Content starts

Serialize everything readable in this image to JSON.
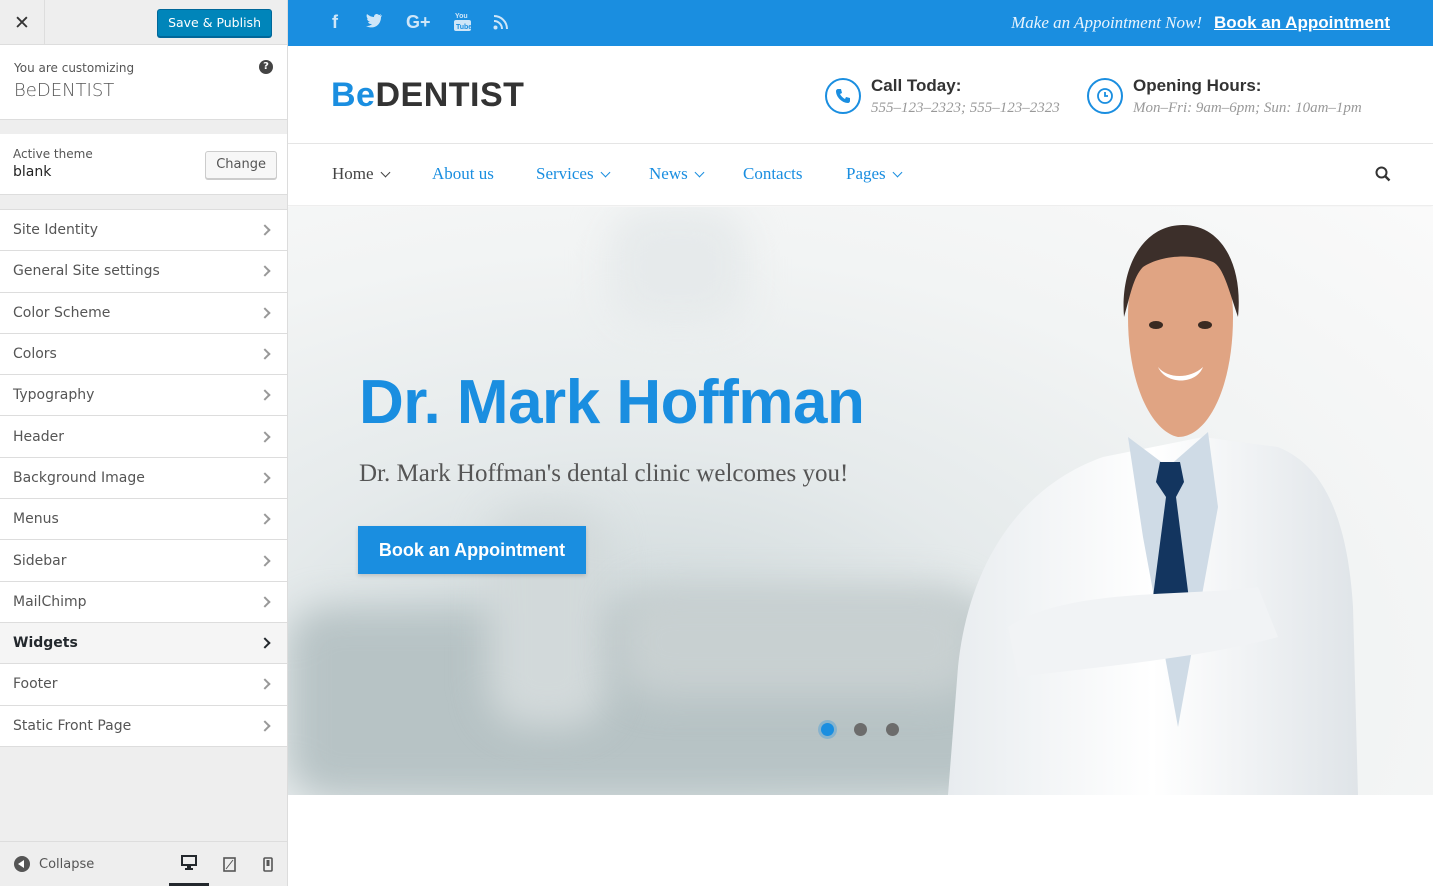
{
  "sidebar": {
    "save_label": "Save & Publish",
    "customizing_label": "You are customizing",
    "site_name": "BeDENTIST",
    "active_theme_label": "Active theme",
    "theme_name": "blank",
    "change_label": "Change",
    "sections": [
      {
        "label": "Site Identity"
      },
      {
        "label": "General Site settings"
      },
      {
        "label": "Color Scheme"
      },
      {
        "label": "Colors"
      },
      {
        "label": "Typography"
      },
      {
        "label": "Header"
      },
      {
        "label": "Background Image"
      },
      {
        "label": "Menus"
      },
      {
        "label": "Sidebar"
      },
      {
        "label": "MailChimp"
      },
      {
        "label": "Widgets",
        "highlighted": true
      },
      {
        "label": "Footer"
      },
      {
        "label": "Static Front Page"
      }
    ],
    "collapse_label": "Collapse"
  },
  "preview": {
    "topbar": {
      "social_icons": [
        "facebook-icon",
        "twitter-icon",
        "google-plus-icon",
        "youtube-icon",
        "rss-icon"
      ],
      "cta_text": "Make an Appointment Now!",
      "cta_link": "Book an Appointment"
    },
    "logo": {
      "prefix": "Be",
      "main": "DENTIST"
    },
    "call": {
      "title": "Call Today:",
      "text": "555–123–2323; 555–123–2323"
    },
    "hours": {
      "title": "Opening Hours:",
      "text": "Mon–Fri: 9am–6pm; Sun: 10am–1pm"
    },
    "nav": [
      {
        "label": "Home"
      },
      {
        "label": "About us"
      },
      {
        "label": "Services"
      },
      {
        "label": "News"
      },
      {
        "label": "Contacts"
      },
      {
        "label": "Pages"
      }
    ],
    "hero": {
      "title": "Dr. Mark Hoffman",
      "subtitle": "Dr. Mark Hoffman's dental clinic welcomes you!",
      "button": "Book an Appointment"
    },
    "accent_color": "#1a8ee0"
  }
}
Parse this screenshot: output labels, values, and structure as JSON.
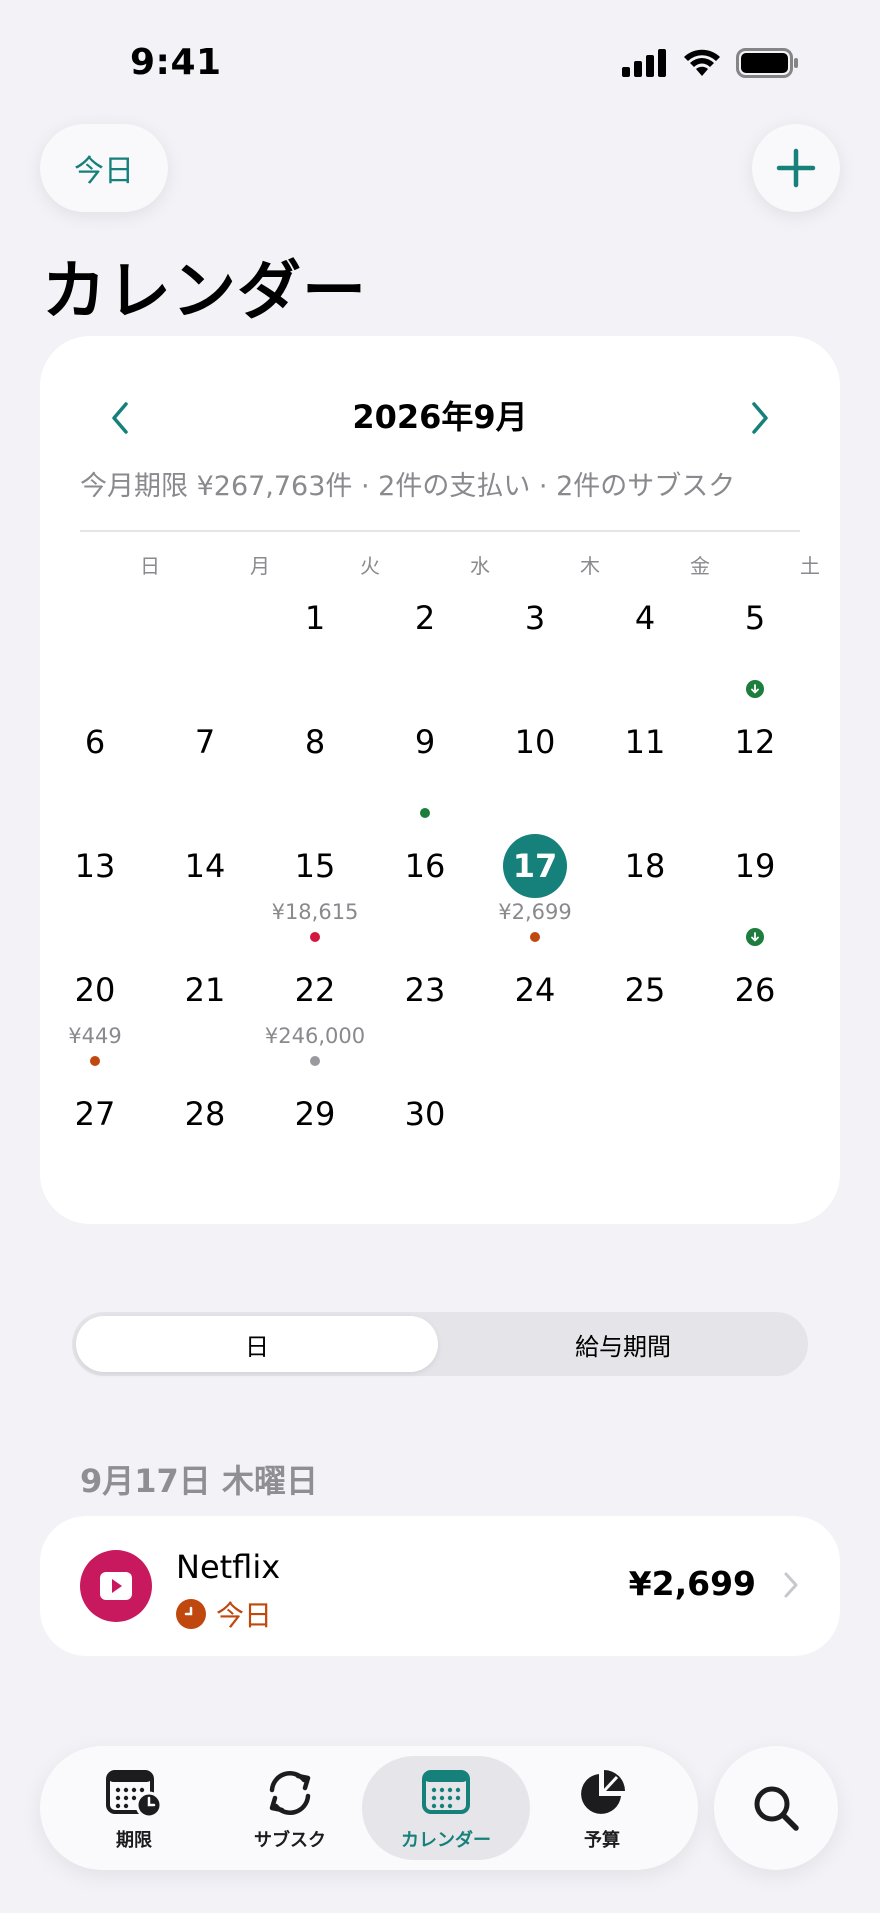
{
  "status_bar": {
    "time": "9:41"
  },
  "header": {
    "today_label": "今日",
    "title": "カレンダー"
  },
  "calendar": {
    "month_label": "2026年9月",
    "summary": "今月期限 ¥267,763件 · 2件の支払い · 2件のサブスク",
    "weekdays": [
      "日",
      "月",
      "火",
      "水",
      "木",
      "金",
      "土"
    ],
    "days": [
      {
        "day": "1",
        "col": 2,
        "row": 0
      },
      {
        "day": "2",
        "col": 3,
        "row": 0
      },
      {
        "day": "3",
        "col": 4,
        "row": 0
      },
      {
        "day": "4",
        "col": 5,
        "row": 0
      },
      {
        "day": "5",
        "col": 6,
        "row": 0,
        "marker": "income"
      },
      {
        "day": "6",
        "col": 0,
        "row": 1
      },
      {
        "day": "7",
        "col": 1,
        "row": 1
      },
      {
        "day": "8",
        "col": 2,
        "row": 1
      },
      {
        "day": "9",
        "col": 3,
        "row": 1,
        "marker": "dot",
        "dot_color": "#1d7d3c"
      },
      {
        "day": "10",
        "col": 4,
        "row": 1
      },
      {
        "day": "11",
        "col": 5,
        "row": 1
      },
      {
        "day": "12",
        "col": 6,
        "row": 1
      },
      {
        "day": "13",
        "col": 0,
        "row": 2
      },
      {
        "day": "14",
        "col": 1,
        "row": 2
      },
      {
        "day": "15",
        "col": 2,
        "row": 2,
        "amount": "¥18,615",
        "marker": "dot",
        "dot_color": "#d4173f"
      },
      {
        "day": "16",
        "col": 3,
        "row": 2
      },
      {
        "day": "17",
        "col": 4,
        "row": 2,
        "amount": "¥2,699",
        "marker": "dot",
        "dot_color": "#c0470e",
        "selected": true
      },
      {
        "day": "18",
        "col": 5,
        "row": 2
      },
      {
        "day": "19",
        "col": 6,
        "row": 2,
        "marker": "income"
      },
      {
        "day": "20",
        "col": 0,
        "row": 3,
        "amount": "¥449",
        "marker": "dot",
        "dot_color": "#c0470e"
      },
      {
        "day": "21",
        "col": 1,
        "row": 3
      },
      {
        "day": "22",
        "col": 2,
        "row": 3,
        "amount": "¥246,000",
        "marker": "dot",
        "dot_color": "#9a9a9e"
      },
      {
        "day": "23",
        "col": 3,
        "row": 3
      },
      {
        "day": "24",
        "col": 4,
        "row": 3
      },
      {
        "day": "25",
        "col": 5,
        "row": 3
      },
      {
        "day": "26",
        "col": 6,
        "row": 3
      },
      {
        "day": "27",
        "col": 0,
        "row": 4
      },
      {
        "day": "28",
        "col": 1,
        "row": 4
      },
      {
        "day": "29",
        "col": 2,
        "row": 4
      },
      {
        "day": "30",
        "col": 3,
        "row": 4
      }
    ]
  },
  "segment": {
    "day_label": "日",
    "pay_period_label": "給与期間"
  },
  "section": {
    "date_label": "9月17日 木曜日"
  },
  "item": {
    "name": "Netflix",
    "status": "今日",
    "amount": "¥2,699",
    "icon": "play-icon",
    "icon_color": "#c8195f",
    "status_color": "#c0470e"
  },
  "tabs": [
    {
      "label": "期限",
      "icon": "calendar-clock-icon"
    },
    {
      "label": "サブスク",
      "icon": "refresh-icon"
    },
    {
      "label": "カレンダー",
      "icon": "calendar-grid-icon",
      "active": true
    },
    {
      "label": "予算",
      "icon": "pie-chart-icon"
    }
  ],
  "colors": {
    "accent": "#16807a",
    "background": "#f2f2f7"
  }
}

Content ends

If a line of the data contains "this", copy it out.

Serialize everything readable in this image to JSON.
Parse this screenshot: output labels, values, and structure as JSON.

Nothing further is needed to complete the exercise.